** RECORDS SHOWN follows **

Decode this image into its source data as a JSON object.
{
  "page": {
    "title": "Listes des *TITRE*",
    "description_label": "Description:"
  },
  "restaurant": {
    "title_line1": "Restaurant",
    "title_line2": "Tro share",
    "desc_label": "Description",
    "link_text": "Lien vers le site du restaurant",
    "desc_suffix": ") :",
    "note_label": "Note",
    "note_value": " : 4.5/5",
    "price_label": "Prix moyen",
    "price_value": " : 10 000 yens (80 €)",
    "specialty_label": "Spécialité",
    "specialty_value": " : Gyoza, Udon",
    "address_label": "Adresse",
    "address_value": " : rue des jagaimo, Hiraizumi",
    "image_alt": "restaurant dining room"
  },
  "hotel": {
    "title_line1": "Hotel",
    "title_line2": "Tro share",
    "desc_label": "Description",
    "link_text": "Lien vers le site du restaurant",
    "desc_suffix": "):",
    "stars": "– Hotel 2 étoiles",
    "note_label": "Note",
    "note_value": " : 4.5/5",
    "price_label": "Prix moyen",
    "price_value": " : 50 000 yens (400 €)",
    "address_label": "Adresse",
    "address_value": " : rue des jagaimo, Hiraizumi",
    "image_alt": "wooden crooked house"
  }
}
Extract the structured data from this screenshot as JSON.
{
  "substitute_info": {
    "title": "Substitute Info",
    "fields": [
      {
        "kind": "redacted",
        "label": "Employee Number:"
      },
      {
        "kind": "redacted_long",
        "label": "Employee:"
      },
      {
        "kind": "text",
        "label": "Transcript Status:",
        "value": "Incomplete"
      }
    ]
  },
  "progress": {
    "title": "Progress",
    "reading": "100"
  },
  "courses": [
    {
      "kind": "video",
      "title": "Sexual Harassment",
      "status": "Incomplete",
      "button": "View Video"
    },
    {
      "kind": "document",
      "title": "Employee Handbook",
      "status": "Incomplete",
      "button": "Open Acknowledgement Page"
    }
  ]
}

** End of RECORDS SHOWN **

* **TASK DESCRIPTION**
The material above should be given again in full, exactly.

* **WRITTEN REPLY**
Decode this image into its source data as a JSON object.
{
  "page": {
    "title": "Listes des *TITRE*",
    "description_label": "Description:"
  },
  "restaurant": {
    "title_line1": "Restaurant",
    "title_line2": "Tro share",
    "desc_label": "Description",
    "link_text": "Lien vers le site du restaurant",
    "desc_suffix": ") :",
    "note_label": "Note",
    "note_value": " : 4.5/5",
    "price_label": "Prix moyen",
    "price_value": " : 10 000 yens (80 €)",
    "specialty_label": "Spécialité",
    "specialty_value": " : Gyoza, Udon",
    "address_label": "Adresse",
    "address_value": " : rue des jagaimo, Hiraizumi",
    "image_alt": "restaurant dining room"
  },
  "hotel": {
    "title_line1": "Hotel",
    "title_line2": "Tro share",
    "desc_label": "Description",
    "link_text": "Lien vers le site du restaurant",
    "desc_suffix": "):",
    "stars": "– Hotel 2 étoiles",
    "note_label": "Note",
    "note_value": " : 4.5/5",
    "price_label": "Prix moyen",
    "price_value": " : 50 000 yens (400 €)",
    "address_label": "Adresse",
    "address_value": " : rue des jagaimo, Hiraizumi",
    "image_alt": "wooden crooked house"
  }
}
Extract the structured data from this screenshot as JSON.
{
  "substitute_info": {
    "title": "Substitute Info",
    "fields": [
      {
        "kind": "redacted",
        "label": "Employee Number:"
      },
      {
        "kind": "redacted_long",
        "label": "Employee:"
      },
      {
        "kind": "text",
        "label": "Transcript Status:",
        "value": "Incomplete"
      }
    ]
  },
  "progress": {
    "title": "Progress",
    "reading": "100"
  },
  "courses": [
    {
      "kind": "video",
      "title": "Sexual Harassment",
      "status": "Incomplete",
      "button": "View Video"
    },
    {
      "kind": "document",
      "title": "Employee Handbook",
      "status": "Incomplete",
      "button": "Open Acknowledgement Page"
    }
  ]
}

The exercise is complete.